    Then there are also people who will disagree with your statement and will see it as an inaccurate or false statement. So right off the bat, it is going to be much more difficult for you to get them to understand or listen to your beliefs because you are now trying to share a concept with someone but you have already lost credibility in their eyes by saying something that they believe is inaccurate. Losing credibility is not always easy to overcome and you will likely lose some of your students just due to that loss. Whereas, if you had added “I believe” to your statement, then they will not have the same problem or battle to get through before they can hear you. By adding “I believe” you haven’t said anything inaccurate in their minds, you just said something that they don’t believe. So they are now able to listen to why you believe what you believe without having to first overcome the inaccuracy of your statement. Whether or not you can get them to believe what you believe is still going to be dependent on how well you explain your belief, but at least you won’t be fighting any excess unneeded battles that distract your student from being able to understand or hear you.

    Side note: This happens all the time in dance when an instructor says “this is the wrong way” and one of their students has taken a class from some other world champion dancer that told them the opposite was true. Now even though the instructor might be a more experienced dancer than their student, the student loses faith and credibility in them because they believe that the instructor is wrong or misinformed. If they had just kept to “here is a way to dance that is awesome”, they wouldn’t have to struggle with the initial concept of overcoming the barriers they will create by negating something someone else learned.

    Anyway, so if you added “I believe” to this whole segment of who is and isn’t a dancer, then the statement would be accurate. So the question then becomes, “Is it a valuable statement?”

    For some people, I imagine this will inspire them to work harder and so for those people it is probably valuable. For others who do meet your criteria, it will give them a sense of accomplishment and value, so it is probably valuable for them too. For some people, it might be the thing that pushes them to quit dancing. If they didn’t like dancing, then it is valuable for them. If they loved dancing, it could be detrimental for them.

    Personally, I believe that you become a dancer when you (and only you) decide you are one. There is no other way that I have heard of that seems more accurate to me than this. It could be your first night out dancing when you fall in love with it and decide you are a dancer, or you might be dancing for several years and still not feel like you are a dancer. Either way, when you decide you are a dancer, this doesn’t mean you are an experienced dancer, or a professional dancer, a “good” dancer, or even an “ok” dancer in some people’s eyes. How good of a dancer you are is a different concept for a different blog post.

    Ruby, thanks for providing such an interesting topic to discuss!
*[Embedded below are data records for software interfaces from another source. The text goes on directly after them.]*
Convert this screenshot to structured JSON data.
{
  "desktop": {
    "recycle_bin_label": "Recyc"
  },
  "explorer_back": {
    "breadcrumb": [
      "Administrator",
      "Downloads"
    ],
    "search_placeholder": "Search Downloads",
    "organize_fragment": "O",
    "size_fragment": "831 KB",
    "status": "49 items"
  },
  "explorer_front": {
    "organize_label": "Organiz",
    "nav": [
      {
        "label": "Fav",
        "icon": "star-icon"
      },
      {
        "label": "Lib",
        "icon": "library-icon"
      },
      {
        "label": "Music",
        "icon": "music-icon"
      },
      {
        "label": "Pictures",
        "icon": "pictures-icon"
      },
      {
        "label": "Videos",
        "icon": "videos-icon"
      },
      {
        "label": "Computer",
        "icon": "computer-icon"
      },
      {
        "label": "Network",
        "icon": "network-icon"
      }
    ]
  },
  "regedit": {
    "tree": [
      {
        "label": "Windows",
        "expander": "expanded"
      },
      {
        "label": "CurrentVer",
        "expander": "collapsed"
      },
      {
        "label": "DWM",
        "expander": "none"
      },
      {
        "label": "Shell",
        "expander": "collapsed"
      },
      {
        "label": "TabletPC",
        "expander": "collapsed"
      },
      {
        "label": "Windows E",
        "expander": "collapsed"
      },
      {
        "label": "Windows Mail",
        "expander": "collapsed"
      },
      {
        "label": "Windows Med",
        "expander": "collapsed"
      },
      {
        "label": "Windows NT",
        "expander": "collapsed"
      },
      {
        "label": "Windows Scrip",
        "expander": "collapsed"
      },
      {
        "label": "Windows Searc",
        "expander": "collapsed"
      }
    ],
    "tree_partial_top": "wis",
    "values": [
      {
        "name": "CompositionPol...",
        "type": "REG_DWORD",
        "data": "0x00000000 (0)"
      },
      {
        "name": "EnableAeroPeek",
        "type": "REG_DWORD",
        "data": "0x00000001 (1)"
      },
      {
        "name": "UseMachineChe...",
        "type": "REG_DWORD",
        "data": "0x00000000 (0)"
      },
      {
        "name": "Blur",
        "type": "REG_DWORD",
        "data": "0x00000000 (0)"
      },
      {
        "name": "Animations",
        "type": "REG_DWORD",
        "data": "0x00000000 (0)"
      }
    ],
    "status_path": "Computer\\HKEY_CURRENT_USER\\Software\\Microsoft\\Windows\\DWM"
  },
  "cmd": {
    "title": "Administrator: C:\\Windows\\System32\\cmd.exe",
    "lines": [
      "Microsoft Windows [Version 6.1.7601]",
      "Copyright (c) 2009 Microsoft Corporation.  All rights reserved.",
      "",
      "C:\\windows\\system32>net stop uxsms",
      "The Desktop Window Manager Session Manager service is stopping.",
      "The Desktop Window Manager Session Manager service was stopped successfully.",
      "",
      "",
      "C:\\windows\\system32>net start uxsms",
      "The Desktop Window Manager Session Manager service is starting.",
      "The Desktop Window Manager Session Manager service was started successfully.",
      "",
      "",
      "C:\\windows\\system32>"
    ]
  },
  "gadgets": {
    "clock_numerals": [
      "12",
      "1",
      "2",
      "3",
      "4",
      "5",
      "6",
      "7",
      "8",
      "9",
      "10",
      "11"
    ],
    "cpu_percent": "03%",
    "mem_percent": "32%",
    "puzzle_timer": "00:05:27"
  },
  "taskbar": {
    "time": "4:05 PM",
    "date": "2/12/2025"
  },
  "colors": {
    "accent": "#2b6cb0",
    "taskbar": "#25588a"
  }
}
Can’t wait to have another walk around town sharing life and dance ideas with you! Love, Andrew

Leave a Reply

Your email address will not be published. Required fields are marked *